Additionally, Tyvak Nano-Satellite Systems, Inc., a Terran Orbital corporation, has purchased multiple Maxwell thrusters for their expanding portfolio of end-to-end smallsat solutions. Tyvak selected Maxwell to validate their capability to fulfill multiple mission needs, including orbital adjustments and safe de-orbiting of satellites.
“The emergence and sheer number of small satellite constellations headed into space over the next few years marks a turning point for the space economy, as increased demand for more commercial missions drive significant ROI for the first time in history,” said Beau Jarvis, Phase Four CEO. “Maxwell was designed to be the engine that powers these missions into LEO and beyond in an economical and efficient manner for our customers and we believe our RF Thruster technology will be the long-term solution for satellite propulsion.”
Christian Lenz, the VP of Engineering at Capella Space, said selecting Phase Four’s Maxwell as an engine for the company’s satellites enables higher performance at lower cost. In terms of ROI, delta-V performance, and plug-and-play integration, Maxwell checks the boxes for employing the best performing systems and space technology in our mission to make vital information about our planet more accessible and reliable. Capella Space is pleased to cement this partnership with Phase Four and look forward to putting their capabilities on-orbit with the firm’s launches later this year.

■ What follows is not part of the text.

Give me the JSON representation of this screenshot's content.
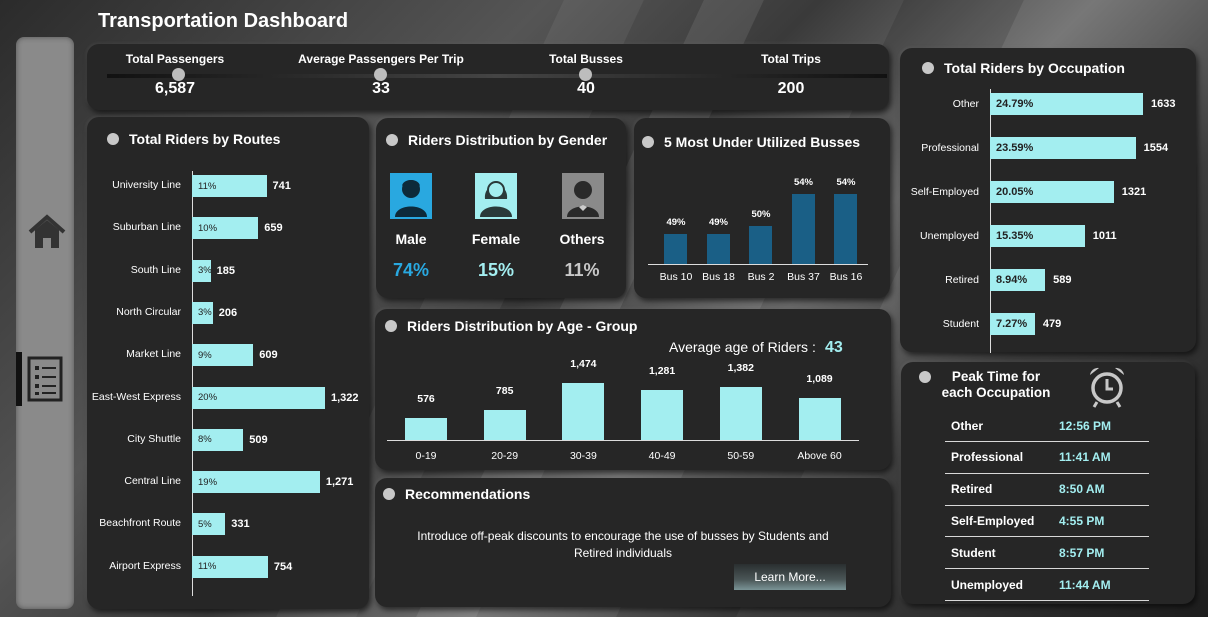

Beau Jarvis, Phase Four CEO, added that as the burgeoning demand for small satellite constellations increases on a commercial scale, propulsion technology that is performant, readily manufactured at scale and affordable is required. Demand for such high performing affordable propulsion solutions will only continue to increase. With efficiency and scalability at the forefront, Phase Four’s core thruster technology allows for future spacecraft to use less, further contributing to the sustainable in-space industry and delivering on the promise to provide a satellite propulsion engine that powers missions into LEO and beyond in an economical and efficient manner.